You doubtless know that Mindset Theory has been increasingly doubted–and increasingly defended–in the last two years or so.
(In this post, for example, the author updates his earlier criticism of Mindset Theory and largely ends up defending Dweck–or, at least, criticizing her critic. His back-n-forth on this question helpfully represents the nature of the current debate.)
A recently published study looks carefully at a specific set of claims often advanced in Mindset world:
First: that girls and women have a fixed mindset more often than boys and men, and
Second: the smarter the girls and women, the likelier they are to have fixed mindsets.
In other words, for Mindset
First: gender matters, and
Second: for girls and women, intelligence matters.
What Did The Researchers Find?
Nope, and nope.
In their research, which included not only college students but also adults in the population at large, Macnamara and Rupani found no consistent patterns in either direction.

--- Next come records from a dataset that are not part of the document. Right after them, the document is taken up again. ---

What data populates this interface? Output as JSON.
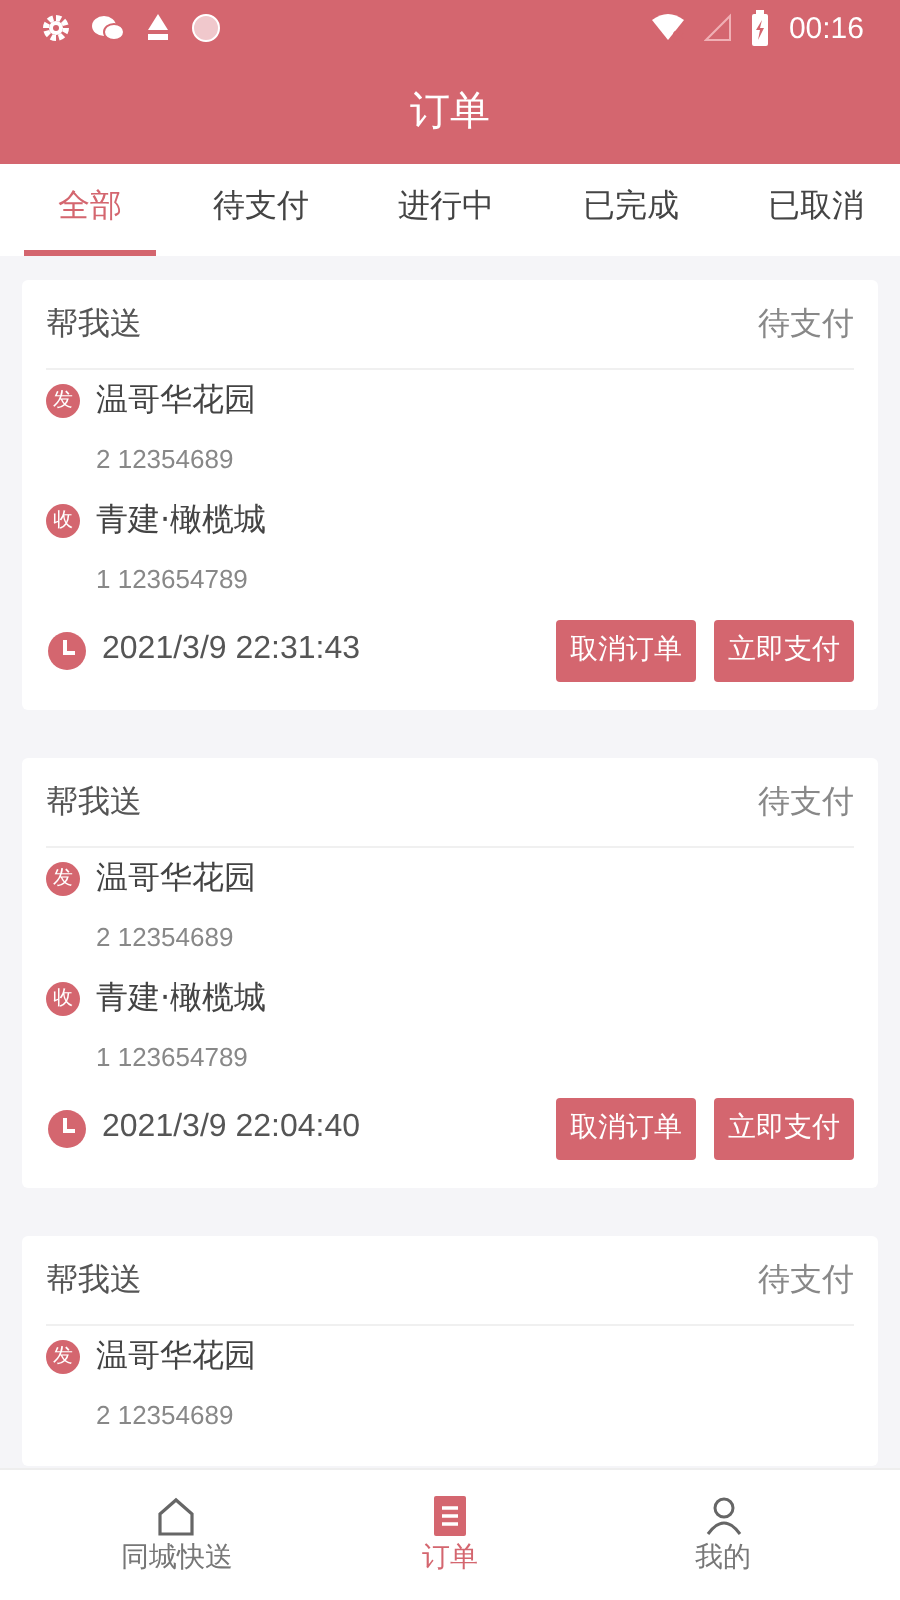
{
  "status_bar": {
    "time": "00:16"
  },
  "header": {
    "title": "订单"
  },
  "tabs": [
    {
      "label": "全部",
      "selected": true
    },
    {
      "label": "待支付",
      "selected": false
    },
    {
      "label": "进行中",
      "selected": false
    },
    {
      "label": "已完成",
      "selected": false
    },
    {
      "label": "已取消",
      "selected": false
    }
  ],
  "orders": [
    {
      "type": "帮我送",
      "status": "待支付",
      "sender": {
        "badge": "发",
        "place": "温哥华花园",
        "phone": "2 12354689"
      },
      "receiver": {
        "badge": "收",
        "place": "青建·橄榄城",
        "phone": "1 123654789"
      },
      "time": "2021/3/9 22:31:43",
      "buttons": [
        "取消订单",
        "立即支付"
      ]
    },
    {
      "type": "帮我送",
      "status": "待支付",
      "sender": {
        "badge": "发",
        "place": "温哥华花园",
        "phone": "2 12354689"
      },
      "receiver": {
        "badge": "收",
        "place": "青建·橄榄城",
        "phone": "1 123654789"
      },
      "time": "2021/3/9 22:04:40",
      "buttons": [
        "取消订单",
        "立即支付"
      ]
    },
    {
      "type": "帮我送",
      "status": "待支付",
      "sender": {
        "badge": "发",
        "place": "温哥华花园",
        "phone": "2 12354689"
      }
    }
  ],
  "bottom_nav": [
    {
      "label": "同城快送",
      "kind": "home",
      "selected": false
    },
    {
      "label": "订单",
      "kind": "orders",
      "selected": true
    },
    {
      "label": "我的",
      "kind": "profile",
      "selected": false
    }
  ]
}
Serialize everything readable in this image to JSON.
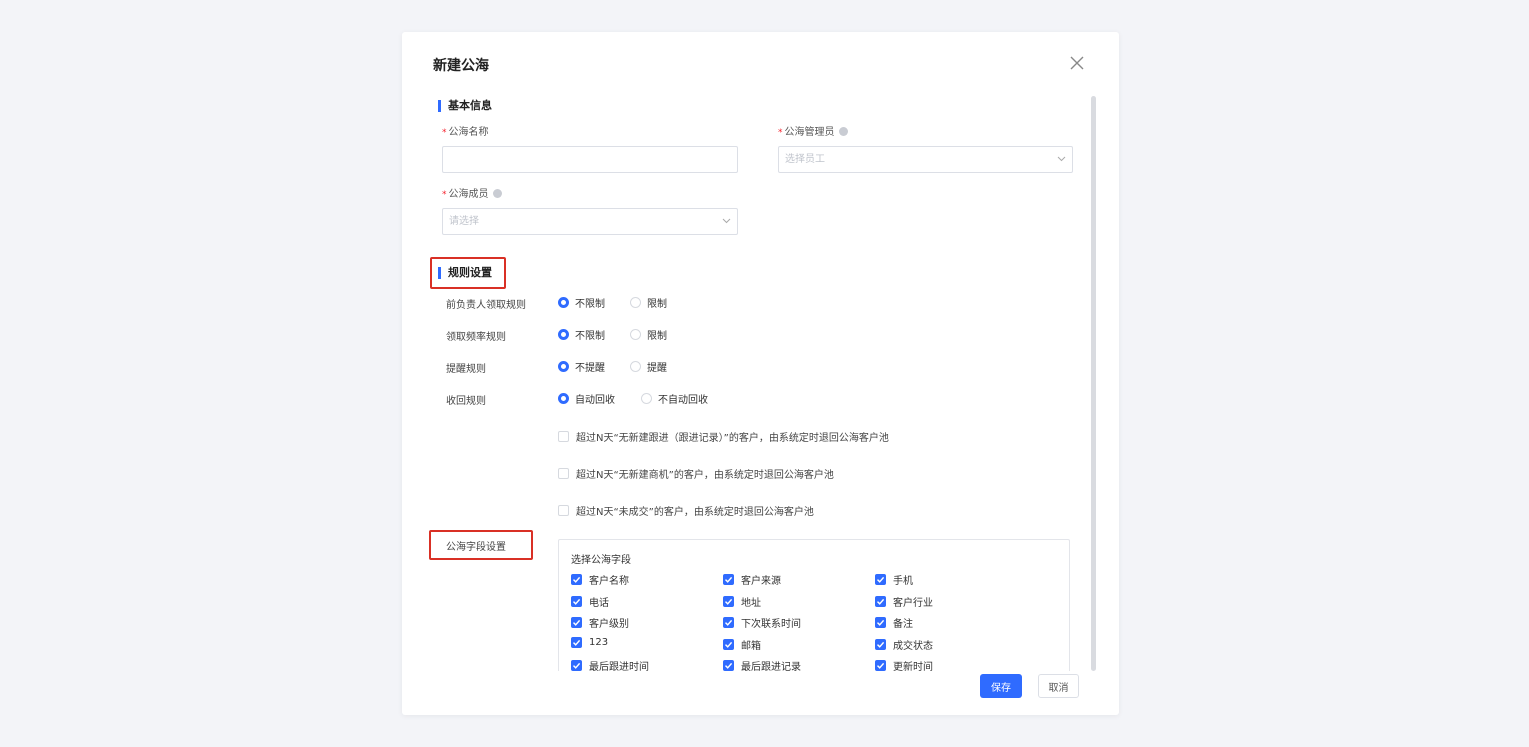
{
  "dialog": {
    "title": "新建公海",
    "close_icon": "close-icon"
  },
  "basic": {
    "section_title": "基本信息",
    "name_label": "公海名称",
    "name_value": "",
    "admin_label": "公海管理员",
    "admin_placeholder": "选择员工",
    "members_label": "公海成员",
    "members_placeholder": "请选择"
  },
  "rules": {
    "section_title": "规则设置",
    "items": [
      {
        "label": "前负责人领取规则",
        "options": [
          "不限制",
          "限制"
        ],
        "selected": 0
      },
      {
        "label": "领取频率规则",
        "options": [
          "不限制",
          "限制"
        ],
        "selected": 0
      },
      {
        "label": "提醒规则",
        "options": [
          "不提醒",
          "提醒"
        ],
        "selected": 0
      },
      {
        "label": "收回规则",
        "options": [
          "自动回收",
          "不自动回收"
        ],
        "selected": 0
      }
    ],
    "recycle_options": [
      "超过N天“无新建跟进（跟进记录）”的客户，由系统定时退回公海客户池",
      "超过N天“无新建商机”的客户，由系统定时退回公海客户池",
      "超过N天“未成交”的客户，由系统定时退回公海客户池"
    ]
  },
  "fields": {
    "section_label": "公海字段设置",
    "panel_title": "选择公海字段",
    "items": [
      "客户名称",
      "客户来源",
      "手机",
      "电话",
      "地址",
      "客户行业",
      "客户级别",
      "下次联系时间",
      "备注",
      "123",
      "邮箱",
      "成交状态",
      "最后跟进时间",
      "最后跟进记录",
      "更新时间"
    ]
  },
  "footer": {
    "save_label": "保存",
    "cancel_label": "取消"
  },
  "colors": {
    "accent": "#2f6bff",
    "highlight": "#d93025"
  }
}
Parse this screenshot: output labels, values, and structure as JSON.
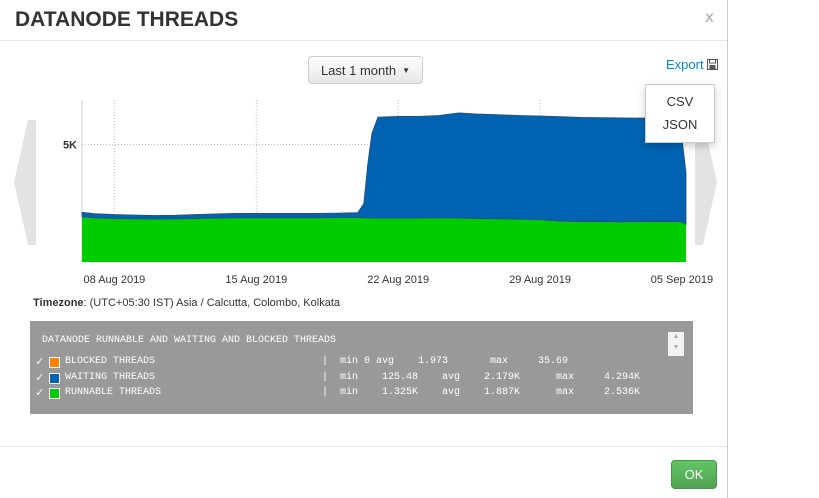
{
  "dialog": {
    "title": "DATANODE THREADS",
    "close_label": "x",
    "ok_label": "OK"
  },
  "toolbar": {
    "range_label": "Last 1 month",
    "export_label": "Export",
    "export_options": [
      "CSV",
      "JSON"
    ]
  },
  "timezone": {
    "label": "Timezone",
    "value": ": (UTC+05:30 IST) Asia / Calcutta, Colombo, Kolkata"
  },
  "colors": {
    "blocked": "#ff7f00",
    "waiting": "#0063b1",
    "runnable": "#00cc00"
  },
  "chart_data": {
    "type": "area",
    "stacked": true,
    "x_unit": "days since 08 Aug 2019",
    "xlim": [
      -1.6,
      28.2
    ],
    "ylim": [
      0,
      6900
    ],
    "y_ticks": [
      {
        "value": 5000,
        "label": "5K"
      }
    ],
    "x_ticks": [
      {
        "value": 0,
        "label": "08 Aug 2019"
      },
      {
        "value": 7,
        "label": "15 Aug 2019"
      },
      {
        "value": 14,
        "label": "22 Aug 2019"
      },
      {
        "value": 21,
        "label": "29 Aug 2019"
      },
      {
        "value": 28,
        "label": "05 Sep 2019"
      }
    ],
    "x": [
      -1.6,
      -1,
      0,
      1,
      2,
      3,
      4,
      5,
      6,
      7,
      8,
      9,
      10,
      11,
      12,
      12.3,
      12.5,
      12.7,
      13,
      14,
      15,
      16,
      17,
      18,
      19,
      20,
      21,
      22,
      23,
      24,
      25,
      26,
      27,
      27.8,
      28,
      28.2
    ],
    "series": [
      {
        "name": "RUNNABLE THREADS",
        "values": [
          1920,
          1880,
          1850,
          1840,
          1830,
          1830,
          1850,
          1870,
          1880,
          1880,
          1880,
          1880,
          1880,
          1890,
          1900,
          1880,
          1880,
          1870,
          1870,
          1870,
          1870,
          1880,
          1870,
          1850,
          1840,
          1820,
          1800,
          1740,
          1720,
          1720,
          1710,
          1720,
          1720,
          1720,
          1700,
          1600
        ]
      },
      {
        "name": "WAITING THREADS",
        "values": [
          200,
          180,
          170,
          160,
          150,
          160,
          170,
          180,
          190,
          190,
          190,
          190,
          190,
          190,
          200,
          600,
          2300,
          3600,
          4300,
          4330,
          4330,
          4360,
          4480,
          4450,
          4430,
          4420,
          4420,
          4450,
          4440,
          4430,
          4430,
          4410,
          4400,
          4380,
          3600,
          2200
        ]
      },
      {
        "name": "BLOCKED THREADS",
        "values": [
          0,
          0,
          0,
          0,
          0,
          0,
          0,
          0,
          0,
          0,
          0,
          0,
          0,
          0,
          0,
          0,
          0,
          0,
          0,
          0,
          0,
          0,
          0,
          0,
          0,
          0,
          0,
          0,
          0,
          0,
          0,
          0,
          0,
          0,
          0,
          0
        ]
      }
    ]
  },
  "legend": {
    "title": "DATANODE RUNNABLE AND WAITING AND BLOCKED THREADS",
    "rows": [
      {
        "check": "✓",
        "name": "BLOCKED THREADS",
        "stats": "|  min 0 avg    1.973       max     35.69"
      },
      {
        "check": "✓",
        "name": "WAITING THREADS",
        "stats": "|  min    125.48    avg    2.179K      max     4.294K"
      },
      {
        "check": "✓",
        "name": "RUNNABLE THREADS",
        "stats": "|  min    1.325K    avg    1.887K      max     2.536K"
      }
    ]
  }
}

That is: in their research, there was no consistent gender split on Mindset. And, for men as well as women, intelligence level didn’t consistently influence Mindset; nor did a Growth Mindset predict academic accomplishment.
In truth, as you’ll see if you look at the graphs, they got quite a complex muddle of results. It’s genuinely difficult to pick out meaningful patterns in all their data.
In my experience, Dweck tends to be quite open and responsive to thoughtful critique. Unlike some researchers who refuse to recognize those who disagree with their work, she is remarkably comfortable acknowledging debate and rethinking her own research.
So: I’ll be curious to see if and how she responds to this study.
There is, by the way, a broader message here as well. Although Mindset Theory is quite well established in the field of education, it is still up for discussion in the field of psychology.
Those of us who shape our classrooms and our schools with such theories in mind should be sure to check back in and see if they are holding up over time.